Rising production costs and growing ethanol use in Brazil,
combined with policy-induced production swings across Asian countries,
are the main sources of higher and more-volatile sugar prices.
By Michael McConnell, Erik Dohlman & Stephen Haley*
World sugar prices soared to a 29-year high of nearly 30 cents a pound in early 2010 before falling back to half that level by early summer.** Still, they remain 50% higher than average over the past 20 years.
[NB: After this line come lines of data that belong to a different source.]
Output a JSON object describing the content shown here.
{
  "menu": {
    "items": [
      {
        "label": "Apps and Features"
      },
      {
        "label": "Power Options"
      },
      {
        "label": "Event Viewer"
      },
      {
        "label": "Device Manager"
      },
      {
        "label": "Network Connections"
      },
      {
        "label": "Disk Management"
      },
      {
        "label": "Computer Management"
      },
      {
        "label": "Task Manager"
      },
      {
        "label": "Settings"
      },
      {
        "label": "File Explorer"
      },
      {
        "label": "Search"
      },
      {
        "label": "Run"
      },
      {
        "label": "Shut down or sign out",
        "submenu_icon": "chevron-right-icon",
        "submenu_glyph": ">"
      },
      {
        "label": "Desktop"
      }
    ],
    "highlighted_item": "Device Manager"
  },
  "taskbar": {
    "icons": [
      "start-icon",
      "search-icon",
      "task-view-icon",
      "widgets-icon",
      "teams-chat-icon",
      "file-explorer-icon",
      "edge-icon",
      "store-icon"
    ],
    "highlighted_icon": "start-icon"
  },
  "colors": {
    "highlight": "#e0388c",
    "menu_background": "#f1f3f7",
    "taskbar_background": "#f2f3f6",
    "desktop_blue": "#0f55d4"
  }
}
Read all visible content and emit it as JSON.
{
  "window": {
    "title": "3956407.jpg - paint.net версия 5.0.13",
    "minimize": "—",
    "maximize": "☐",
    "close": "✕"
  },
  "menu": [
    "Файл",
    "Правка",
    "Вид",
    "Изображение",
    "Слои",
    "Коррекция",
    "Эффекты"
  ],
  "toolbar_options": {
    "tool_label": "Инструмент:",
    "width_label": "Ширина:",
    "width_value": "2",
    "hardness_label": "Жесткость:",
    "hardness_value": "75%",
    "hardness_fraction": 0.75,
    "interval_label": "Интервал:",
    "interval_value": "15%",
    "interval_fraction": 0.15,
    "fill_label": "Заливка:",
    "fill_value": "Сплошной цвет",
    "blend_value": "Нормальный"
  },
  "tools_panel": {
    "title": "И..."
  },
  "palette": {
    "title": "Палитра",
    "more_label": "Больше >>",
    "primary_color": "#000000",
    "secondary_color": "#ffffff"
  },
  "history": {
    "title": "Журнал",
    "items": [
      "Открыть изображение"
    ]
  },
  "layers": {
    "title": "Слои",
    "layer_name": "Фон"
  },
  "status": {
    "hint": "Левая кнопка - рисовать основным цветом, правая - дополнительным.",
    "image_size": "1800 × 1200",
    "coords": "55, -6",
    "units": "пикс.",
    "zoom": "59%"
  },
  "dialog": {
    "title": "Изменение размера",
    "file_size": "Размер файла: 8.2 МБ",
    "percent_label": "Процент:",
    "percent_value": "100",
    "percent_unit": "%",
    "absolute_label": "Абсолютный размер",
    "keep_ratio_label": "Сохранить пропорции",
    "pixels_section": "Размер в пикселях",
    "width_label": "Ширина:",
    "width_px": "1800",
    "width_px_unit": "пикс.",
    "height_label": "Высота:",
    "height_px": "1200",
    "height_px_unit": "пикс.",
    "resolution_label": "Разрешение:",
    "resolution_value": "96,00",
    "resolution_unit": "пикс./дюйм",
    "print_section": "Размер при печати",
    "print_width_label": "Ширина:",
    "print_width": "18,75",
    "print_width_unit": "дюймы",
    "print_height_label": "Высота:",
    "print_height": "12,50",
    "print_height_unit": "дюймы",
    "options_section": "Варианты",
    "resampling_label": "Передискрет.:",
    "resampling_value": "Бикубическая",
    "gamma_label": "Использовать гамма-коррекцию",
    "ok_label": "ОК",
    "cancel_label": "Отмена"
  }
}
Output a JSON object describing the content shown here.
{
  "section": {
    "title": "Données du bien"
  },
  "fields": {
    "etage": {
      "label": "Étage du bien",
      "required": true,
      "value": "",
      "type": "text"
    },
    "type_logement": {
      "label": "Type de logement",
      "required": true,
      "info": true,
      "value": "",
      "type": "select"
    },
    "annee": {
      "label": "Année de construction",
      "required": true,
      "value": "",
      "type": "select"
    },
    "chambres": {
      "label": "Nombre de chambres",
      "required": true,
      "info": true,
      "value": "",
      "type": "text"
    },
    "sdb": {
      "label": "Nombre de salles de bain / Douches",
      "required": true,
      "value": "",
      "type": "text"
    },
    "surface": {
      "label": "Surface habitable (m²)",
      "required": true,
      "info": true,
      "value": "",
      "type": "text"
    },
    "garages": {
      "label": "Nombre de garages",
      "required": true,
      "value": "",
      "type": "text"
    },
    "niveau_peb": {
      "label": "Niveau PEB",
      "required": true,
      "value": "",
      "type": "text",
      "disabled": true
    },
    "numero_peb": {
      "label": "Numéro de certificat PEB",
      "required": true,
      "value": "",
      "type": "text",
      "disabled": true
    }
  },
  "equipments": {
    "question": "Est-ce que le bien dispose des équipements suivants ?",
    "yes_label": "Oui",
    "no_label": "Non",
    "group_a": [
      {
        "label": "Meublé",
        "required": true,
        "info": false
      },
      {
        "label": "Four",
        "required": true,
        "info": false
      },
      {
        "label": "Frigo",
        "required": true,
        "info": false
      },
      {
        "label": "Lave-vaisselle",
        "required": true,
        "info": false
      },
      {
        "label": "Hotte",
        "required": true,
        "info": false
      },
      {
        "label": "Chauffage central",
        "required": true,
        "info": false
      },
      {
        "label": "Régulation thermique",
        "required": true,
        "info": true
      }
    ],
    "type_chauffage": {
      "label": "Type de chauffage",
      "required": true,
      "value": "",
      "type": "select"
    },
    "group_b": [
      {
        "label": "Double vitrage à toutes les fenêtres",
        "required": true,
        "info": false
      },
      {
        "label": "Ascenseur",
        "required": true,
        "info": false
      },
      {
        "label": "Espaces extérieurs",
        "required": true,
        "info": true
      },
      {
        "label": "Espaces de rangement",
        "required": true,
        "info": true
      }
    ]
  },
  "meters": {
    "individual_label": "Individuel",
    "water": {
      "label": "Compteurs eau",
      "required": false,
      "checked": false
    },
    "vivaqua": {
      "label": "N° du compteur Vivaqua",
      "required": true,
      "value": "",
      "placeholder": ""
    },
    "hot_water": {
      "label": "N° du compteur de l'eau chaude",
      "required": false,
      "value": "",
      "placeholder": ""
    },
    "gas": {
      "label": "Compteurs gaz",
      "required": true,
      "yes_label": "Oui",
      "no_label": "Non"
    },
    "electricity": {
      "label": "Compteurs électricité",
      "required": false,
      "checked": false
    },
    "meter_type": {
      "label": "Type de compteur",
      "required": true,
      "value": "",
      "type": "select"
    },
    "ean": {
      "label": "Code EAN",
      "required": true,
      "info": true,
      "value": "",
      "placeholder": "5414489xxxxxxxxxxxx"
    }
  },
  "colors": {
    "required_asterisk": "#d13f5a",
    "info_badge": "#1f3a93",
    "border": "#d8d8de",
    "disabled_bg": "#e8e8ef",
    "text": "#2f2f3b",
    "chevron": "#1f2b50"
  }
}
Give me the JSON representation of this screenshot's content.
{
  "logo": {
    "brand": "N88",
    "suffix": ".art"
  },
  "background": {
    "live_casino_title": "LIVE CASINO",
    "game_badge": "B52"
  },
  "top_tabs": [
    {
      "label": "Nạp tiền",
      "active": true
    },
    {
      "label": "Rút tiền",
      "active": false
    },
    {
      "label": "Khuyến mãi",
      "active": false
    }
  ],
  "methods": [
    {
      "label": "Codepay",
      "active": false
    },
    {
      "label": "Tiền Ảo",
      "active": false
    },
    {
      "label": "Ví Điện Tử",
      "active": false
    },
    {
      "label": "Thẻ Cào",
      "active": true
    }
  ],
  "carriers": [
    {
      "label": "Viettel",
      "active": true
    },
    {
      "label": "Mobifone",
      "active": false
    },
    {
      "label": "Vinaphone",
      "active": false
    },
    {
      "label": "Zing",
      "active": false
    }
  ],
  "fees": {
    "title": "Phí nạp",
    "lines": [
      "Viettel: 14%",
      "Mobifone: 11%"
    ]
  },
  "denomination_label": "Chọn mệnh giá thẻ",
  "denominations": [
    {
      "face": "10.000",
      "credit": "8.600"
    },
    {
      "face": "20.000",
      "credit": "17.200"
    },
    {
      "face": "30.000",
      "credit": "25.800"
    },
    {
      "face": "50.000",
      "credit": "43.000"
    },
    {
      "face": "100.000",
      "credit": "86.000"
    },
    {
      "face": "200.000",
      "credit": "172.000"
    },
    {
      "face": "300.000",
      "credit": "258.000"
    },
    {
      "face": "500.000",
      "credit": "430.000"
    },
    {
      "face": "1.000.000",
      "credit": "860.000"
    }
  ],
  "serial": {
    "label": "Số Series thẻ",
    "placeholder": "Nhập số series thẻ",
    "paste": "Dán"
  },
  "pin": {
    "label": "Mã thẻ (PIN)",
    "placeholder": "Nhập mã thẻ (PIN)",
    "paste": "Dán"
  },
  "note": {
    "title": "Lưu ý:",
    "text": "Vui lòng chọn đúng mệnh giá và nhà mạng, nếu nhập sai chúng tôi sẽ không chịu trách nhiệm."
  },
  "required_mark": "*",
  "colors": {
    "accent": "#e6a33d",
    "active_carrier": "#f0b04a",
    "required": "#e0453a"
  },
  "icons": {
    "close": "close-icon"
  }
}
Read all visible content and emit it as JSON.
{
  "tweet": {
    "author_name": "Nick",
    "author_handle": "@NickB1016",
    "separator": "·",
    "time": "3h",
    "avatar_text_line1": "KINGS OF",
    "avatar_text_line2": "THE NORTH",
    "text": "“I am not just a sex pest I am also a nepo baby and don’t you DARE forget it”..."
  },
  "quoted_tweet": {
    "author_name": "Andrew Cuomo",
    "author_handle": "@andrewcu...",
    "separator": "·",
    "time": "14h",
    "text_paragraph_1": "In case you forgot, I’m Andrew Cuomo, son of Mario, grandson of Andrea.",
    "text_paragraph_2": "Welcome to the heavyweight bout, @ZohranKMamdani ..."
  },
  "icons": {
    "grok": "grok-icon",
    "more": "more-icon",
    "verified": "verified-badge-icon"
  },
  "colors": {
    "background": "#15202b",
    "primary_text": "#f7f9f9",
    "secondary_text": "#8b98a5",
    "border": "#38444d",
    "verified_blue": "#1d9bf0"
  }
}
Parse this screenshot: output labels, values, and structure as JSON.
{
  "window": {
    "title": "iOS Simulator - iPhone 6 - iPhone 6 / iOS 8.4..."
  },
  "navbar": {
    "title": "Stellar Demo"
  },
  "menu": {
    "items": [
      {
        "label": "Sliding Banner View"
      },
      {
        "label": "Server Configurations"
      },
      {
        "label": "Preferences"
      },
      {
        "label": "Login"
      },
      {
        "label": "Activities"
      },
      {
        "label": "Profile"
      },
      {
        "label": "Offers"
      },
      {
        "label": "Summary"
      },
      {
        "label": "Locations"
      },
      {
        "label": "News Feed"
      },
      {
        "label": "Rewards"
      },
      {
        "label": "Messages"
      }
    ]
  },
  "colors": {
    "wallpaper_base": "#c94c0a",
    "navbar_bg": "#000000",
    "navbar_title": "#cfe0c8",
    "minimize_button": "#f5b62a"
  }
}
Was this price spike a temporary oscillation caused by a supply shock, or does it reflect a more permanent fundamental shift in global market dynamics?
U.S. sugar prices have traditionally been far above and largely independent of world prices due to import restrictions and provisions of the U.S. sugar program (price supports and domestic marketin allotments). In particular, a tariff-rate quota (TRQ) insulate the domestic market from global price spikes by putting a ceiling on the quantity of sugar that the U.S. is required to import, so domestic prices are set primarily by internal supply and demand conditions.